--- INPUT RECORDS ---

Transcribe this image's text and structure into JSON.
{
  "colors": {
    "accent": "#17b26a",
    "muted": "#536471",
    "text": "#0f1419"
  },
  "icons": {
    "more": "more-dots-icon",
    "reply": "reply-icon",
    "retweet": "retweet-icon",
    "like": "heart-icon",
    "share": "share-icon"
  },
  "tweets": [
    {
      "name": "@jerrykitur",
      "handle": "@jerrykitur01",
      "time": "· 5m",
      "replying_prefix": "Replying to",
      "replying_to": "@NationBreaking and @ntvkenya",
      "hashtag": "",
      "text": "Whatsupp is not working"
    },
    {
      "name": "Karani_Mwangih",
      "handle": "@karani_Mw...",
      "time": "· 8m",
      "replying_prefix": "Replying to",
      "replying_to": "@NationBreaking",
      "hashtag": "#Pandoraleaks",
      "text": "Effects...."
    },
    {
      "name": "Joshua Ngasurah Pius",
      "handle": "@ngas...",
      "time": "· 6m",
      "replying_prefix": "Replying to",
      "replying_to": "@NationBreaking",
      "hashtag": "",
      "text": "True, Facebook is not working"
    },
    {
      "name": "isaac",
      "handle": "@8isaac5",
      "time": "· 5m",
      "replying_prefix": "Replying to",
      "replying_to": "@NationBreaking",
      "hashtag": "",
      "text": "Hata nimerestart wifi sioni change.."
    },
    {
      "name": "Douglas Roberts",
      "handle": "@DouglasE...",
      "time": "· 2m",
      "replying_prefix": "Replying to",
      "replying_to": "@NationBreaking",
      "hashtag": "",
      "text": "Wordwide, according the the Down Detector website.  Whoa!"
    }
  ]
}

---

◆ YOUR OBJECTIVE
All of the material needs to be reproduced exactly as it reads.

◆ SOLUTION
Transcribe this image's text and structure into JSON.
{
  "colors": {
    "accent": "#17b26a",
    "muted": "#536471",
    "text": "#0f1419"
  },
  "icons": {
    "more": "more-dots-icon",
    "reply": "reply-icon",
    "retweet": "retweet-icon",
    "like": "heart-icon",
    "share": "share-icon"
  },
  "tweets": [
    {
      "name": "@jerrykitur",
      "handle": "@jerrykitur01",
      "time": "· 5m",
      "replying_prefix": "Replying to",
      "replying_to": "@NationBreaking and @ntvkenya",
      "hashtag": "",
      "text": "Whatsupp is not working"
    },
    {
      "name": "Karani_Mwangih",
      "handle": "@karani_Mw...",
      "time": "· 8m",
      "replying_prefix": "Replying to",
      "replying_to": "@NationBreaking",
      "hashtag": "#Pandoraleaks",
      "text": "Effects...."
    },
    {
      "name": "Joshua Ngasurah Pius",
      "handle": "@ngas...",
      "time": "· 6m",
      "replying_prefix": "Replying to",
      "replying_to": "@NationBreaking",
      "hashtag": "",
      "text": "True, Facebook is not working"
    },
    {
      "name": "isaac",
      "handle": "@8isaac5",
      "time": "· 5m",
      "replying_prefix": "Replying to",
      "replying_to": "@NationBreaking",
      "hashtag": "",
      "text": "Hata nimerestart wifi sioni change.."
    },
    {
      "name": "Douglas Roberts",
      "handle": "@DouglasE...",
      "time": "· 2m",
      "replying_prefix": "Replying to",
      "replying_to": "@NationBreaking",
      "hashtag": "",
      "text": "Wordwide, according the the Down Detector website.  Whoa!"
    }
  ]
}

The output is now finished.